Unlike Molly Grows Up, staged in the midst of the nuclear family, As Boys Grow shows sex education for boys as a team effort supervised by a fatherly coach figure. Although it might not seem unusual today, the achievement of this film seems to me to be the way that it naturalizes sexuality and creates an open atmosphere where all questions, no matter how misguided, draw serious adult attention. The gym was safe territory for sexual discussions and the coach a noncontroversial facilitator. And the boys seem to speak very openly:
“Say, you know something?”
“I had a wet dream last night.”
“Wet dream? What’s that?”
“Oh, you know, when sperm comes out of your penis.”
“Yeah. Sort of a sticky stuff….”
Apparently the gym is a safer place for sexual discussion than within the family, and we get a strong sense that Fifties men were supposed to learn about sex in and around the gym while Fifties women worked it out with their mothers. One boy, in fact, says his father “never says much about anything” relating to sex. One might read this film as a tacit admission that the family can’t take care of all its members’ needs Ñ that children sometimes need to go beyond their parents for grounding in certain complex areas. This admission would make the film a radical statement for the Fifties.
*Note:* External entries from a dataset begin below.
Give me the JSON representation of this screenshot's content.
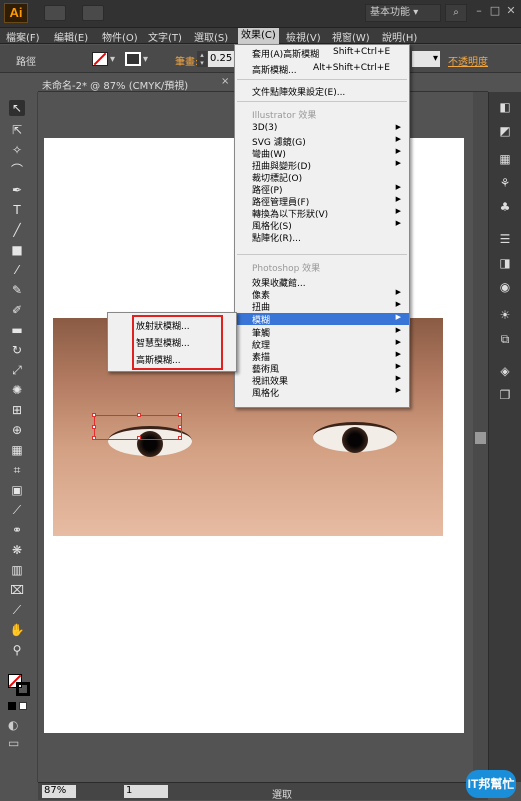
{
  "app": {
    "logo": "Ai",
    "workspace": "基本功能",
    "workspace_arrow": "▾",
    "search_icon": "⌕"
  },
  "window": {
    "minimize": "–",
    "maximize": "□",
    "close": "✕"
  },
  "menubar": [
    "檔案(F)",
    "編輯(E)",
    "物件(O)",
    "文字(T)",
    "選取(S)",
    "效果(C)",
    "檢視(V)",
    "視窗(W)",
    "說明(H)"
  ],
  "control": {
    "object_type": "路徑",
    "stroke_label": "筆畫:",
    "stroke_value": "0.25",
    "opacity_label": "不透明度"
  },
  "document": {
    "tab": "未命名-2* @ 87% (CMYK/預視)",
    "close": "×"
  },
  "status": {
    "zoom": "87%",
    "page": "1",
    "tool": "選取"
  },
  "effect_menu": {
    "top_items": [
      {
        "label": "套用(A)高斯模糊",
        "shortcut": "Shift+Ctrl+E"
      },
      {
        "label": "高斯模糊...",
        "shortcut": "Alt+Shift+Ctrl+E"
      }
    ],
    "doc_settings": "文件點陣效果設定(E)...",
    "illustrator_group": "Illustrator 效果",
    "illustrator_items": [
      {
        "label": "3D(3)",
        "sub": true
      },
      {
        "label": "SVG 濾鏡(G)",
        "sub": true
      },
      {
        "label": "彎曲(W)",
        "sub": true
      },
      {
        "label": "扭曲與變形(D)",
        "sub": true
      },
      {
        "label": "裁切標記(O)",
        "sub": false
      },
      {
        "label": "路徑(P)",
        "sub": true
      },
      {
        "label": "路徑管理員(F)",
        "sub": true
      },
      {
        "label": "轉換為以下形狀(V)",
        "sub": true
      },
      {
        "label": "風格化(S)",
        "sub": true
      },
      {
        "label": "點陣化(R)...",
        "sub": false
      }
    ],
    "photoshop_group": "Photoshop 效果",
    "photoshop_items": [
      {
        "label": "效果收藏館...",
        "sub": false
      },
      {
        "label": "像素",
        "sub": true
      },
      {
        "label": "扭曲",
        "sub": true
      },
      {
        "label": "模糊",
        "sub": true,
        "highlighted": true
      },
      {
        "label": "筆觸",
        "sub": true
      },
      {
        "label": "紋理",
        "sub": true
      },
      {
        "label": "素描",
        "sub": true
      },
      {
        "label": "藝術風",
        "sub": true
      },
      {
        "label": "視訊效果",
        "sub": true
      },
      {
        "label": "風格化",
        "sub": true
      }
    ]
  },
  "blur_submenu": [
    "放射狀模糊...",
    "智慧型模糊...",
    "高斯模糊..."
  ],
  "badge": "IT邦幫忙",
  "highlight_color": "#3875d7",
  "annotation_color": "#e12020",
  "tools": [
    "selection-tool-icon",
    "direct-selection-icon",
    "magic-wand-icon",
    "lasso-icon",
    "pen-icon",
    "type-icon",
    "line-icon",
    "rectangle-icon",
    "paintbrush-icon",
    "pencil-icon",
    "blob-brush-icon",
    "eraser-icon",
    "rotate-icon",
    "scale-icon",
    "warp-icon",
    "free-transform-icon",
    "shape-builder-icon",
    "perspective-icon",
    "mesh-icon",
    "gradient-icon",
    "eyedropper-icon",
    "blend-icon",
    "symbol-sprayer-icon",
    "graph-icon",
    "artboard-icon",
    "slice-icon",
    "hand-icon",
    "zoom-icon"
  ],
  "right_panels": [
    "color-icon",
    "color-guide-icon",
    "swatches-icon",
    "brushes-icon",
    "symbols-icon",
    "stroke-icon",
    "gradient-panel-icon",
    "transparency-icon",
    "appearance-icon",
    "graphic-styles-icon",
    "layers-icon",
    "artboards-icon"
  ]
}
As Boys Grow also differs from other sex ed films (and most strongly from those directed at girls) by admitting specifically that sex is linked with pleasure. It speaks explicitly of sexual excitement, of erections and the “hard penis”; and addresses male masturbation without mystery. While girls’ films (like Molly Grows Up) focus on menstruation to the exclusion of sexual pleasure and speak of coping with the physical preconditions of gender rather than coming to terms with desire, As Boys Grow admits the existence of pleasure and its gratification. Following the liberal line that was emerging at the time, Coach states “Sometimes you hear that masturbation affects your mind or your manhood. It isn’t true. For kids your age, it’s just…something normal.”
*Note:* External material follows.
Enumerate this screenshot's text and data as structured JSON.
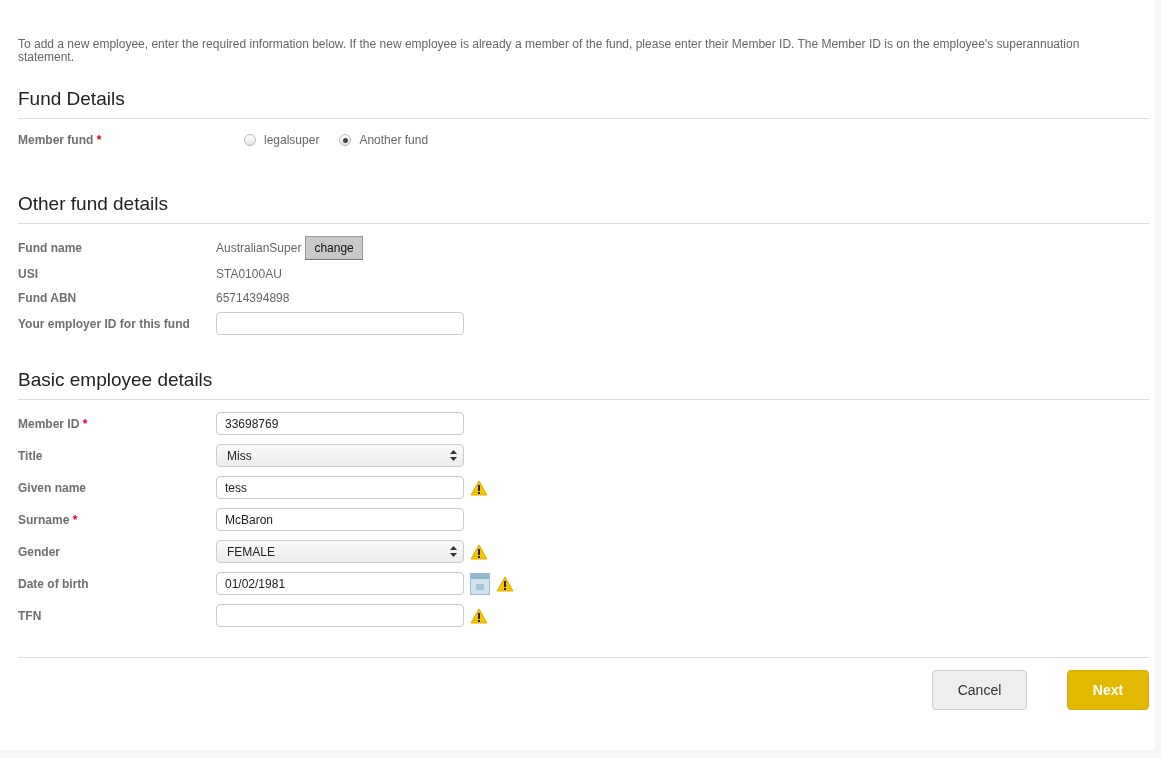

If you believe in symbolism, the girls get to act out a little at the end of he movie. Two of the boys ask two girls out on a swimming date. Standing on the dock, one boy pushes a girl into the water. The second girl pushes the boy in after the first girl, stands triumphantly on the dock for just a moment, and then jumps in herself.
Producer: Medical Arts Productions